# Aim of the task:
Each record should be copied exactly into the answer, and no picture should go with it.

(Dataset excerpts)
------------------------------------------------------------

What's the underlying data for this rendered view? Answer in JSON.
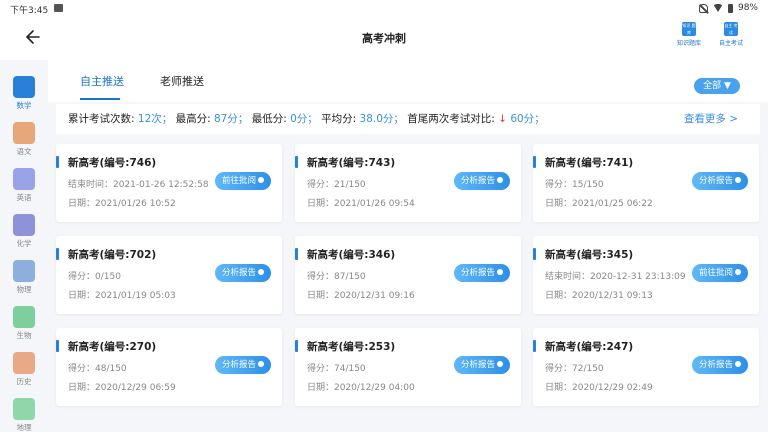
{
  "status": {
    "time": "下午3:45",
    "battery": "98%"
  },
  "header": {
    "title": "高考冲刺",
    "btn1_label": "知识题库",
    "btn2_label": "自主考试",
    "btn1_icon": "知识\n题库",
    "btn2_icon": "自主\n考试"
  },
  "sidebar": [
    {
      "label": "数学",
      "color": "#2a7fd6",
      "active": true
    },
    {
      "label": "语文",
      "color": "#e8a77a"
    },
    {
      "label": "英语",
      "color": "#9aa3e8"
    },
    {
      "label": "化学",
      "color": "#8e92d8"
    },
    {
      "label": "物理",
      "color": "#8eaede"
    },
    {
      "label": "生物",
      "color": "#7fcf9c"
    },
    {
      "label": "历史",
      "color": "#e9a987"
    },
    {
      "label": "地理",
      "color": "#8fd6a8"
    }
  ],
  "tabs": [
    "自主推送",
    "老师推送"
  ],
  "filter": {
    "label": "全部 ▼"
  },
  "stats": {
    "count_label": "累计考试次数:",
    "count": "12次",
    "max_label": "最高分:",
    "max": "87分",
    "min_label": "最低分:",
    "min": "0分",
    "avg_label": "平均分:",
    "avg": "38.0分",
    "cmp_label": "首尾两次考试对比:",
    "cmp_arrow": "↓",
    "cmp": "60分",
    "sep": "；",
    "more": "查看更多 >"
  },
  "cards": [
    {
      "title": "新高考(编号:746)",
      "line1": "结束时间：2021-01-26 12:52:58",
      "line2": "日期：2021/01/26 10:52",
      "action": "前往批阅"
    },
    {
      "title": "新高考(编号:743)",
      "line1": "得分：21/150",
      "line2": "日期：2021/01/26 09:54",
      "action": "分析报告"
    },
    {
      "title": "新高考(编号:741)",
      "line1": "得分：15/150",
      "line2": "日期：2021/01/25 06:22",
      "action": "分析报告"
    },
    {
      "title": "新高考(编号:702)",
      "line1": "得分：0/150",
      "line2": "日期：2021/01/19 05:03",
      "action": "分析报告"
    },
    {
      "title": "新高考(编号:346)",
      "line1": "得分：87/150",
      "line2": "日期：2020/12/31 09:16",
      "action": "分析报告"
    },
    {
      "title": "新高考(编号:345)",
      "line1": "结束时间：2020-12-31 23:13:09",
      "line2": "日期：2020/12/31 09:13",
      "action": "前往批阅"
    },
    {
      "title": "新高考(编号:270)",
      "line1": "得分：48/150",
      "line2": "日期：2020/12/29 06:59",
      "action": "分析报告"
    },
    {
      "title": "新高考(编号:253)",
      "line1": "得分：74/150",
      "line2": "日期：2020/12/29 04:00",
      "action": "分析报告"
    },
    {
      "title": "新高考(编号:247)",
      "line1": "得分：72/150",
      "line2": "日期：2020/12/29 02:49",
      "action": "分析报告"
    }
  ]
}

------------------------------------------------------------

# Result:
What's the underlying data for this rendered view? Answer in JSON.
{
  "status": {
    "time": "下午3:45",
    "battery": "98%"
  },
  "header": {
    "title": "高考冲刺",
    "btn1_label": "知识题库",
    "btn2_label": "自主考试",
    "btn1_icon": "知识\n题库",
    "btn2_icon": "自主\n考试"
  },
  "sidebar": [
    {
      "label": "数学",
      "color": "#2a7fd6",
      "active": true
    },
    {
      "label": "语文",
      "color": "#e8a77a"
    },
    {
      "label": "英语",
      "color": "#9aa3e8"
    },
    {
      "label": "化学",
      "color": "#8e92d8"
    },
    {
      "label": "物理",
      "color": "#8eaede"
    },
    {
      "label": "生物",
      "color": "#7fcf9c"
    },
    {
      "label": "历史",
      "color": "#e9a987"
    },
    {
      "label": "地理",
      "color": "#8fd6a8"
    }
  ],
  "tabs": [
    "自主推送",
    "老师推送"
  ],
  "filter": {
    "label": "全部 ▼"
  },
  "stats": {
    "count_label": "累计考试次数:",
    "count": "12次",
    "max_label": "最高分:",
    "max": "87分",
    "min_label": "最低分:",
    "min": "0分",
    "avg_label": "平均分:",
    "avg": "38.0分",
    "cmp_label": "首尾两次考试对比:",
    "cmp_arrow": "↓",
    "cmp": "60分",
    "sep": "；",
    "more": "查看更多 >"
  },
  "cards": [
    {
      "title": "新高考(编号:746)",
      "line1": "结束时间：2021-01-26 12:52:58",
      "line2": "日期：2021/01/26 10:52",
      "action": "前往批阅"
    },
    {
      "title": "新高考(编号:743)",
      "line1": "得分：21/150",
      "line2": "日期：2021/01/26 09:54",
      "action": "分析报告"
    },
    {
      "title": "新高考(编号:741)",
      "line1": "得分：15/150",
      "line2": "日期：2021/01/25 06:22",
      "action": "分析报告"
    },
    {
      "title": "新高考(编号:702)",
      "line1": "得分：0/150",
      "line2": "日期：2021/01/19 05:03",
      "action": "分析报告"
    },
    {
      "title": "新高考(编号:346)",
      "line1": "得分：87/150",
      "line2": "日期：2020/12/31 09:16",
      "action": "分析报告"
    },
    {
      "title": "新高考(编号:345)",
      "line1": "结束时间：2020-12-31 23:13:09",
      "line2": "日期：2020/12/31 09:13",
      "action": "前往批阅"
    },
    {
      "title": "新高考(编号:270)",
      "line1": "得分：48/150",
      "line2": "日期：2020/12/29 06:59",
      "action": "分析报告"
    },
    {
      "title": "新高考(编号:253)",
      "line1": "得分：74/150",
      "line2": "日期：2020/12/29 04:00",
      "action": "分析报告"
    },
    {
      "title": "新高考(编号:247)",
      "line1": "得分：72/150",
      "line2": "日期：2020/12/29 02:49",
      "action": "分析报告"
    }
  ]
}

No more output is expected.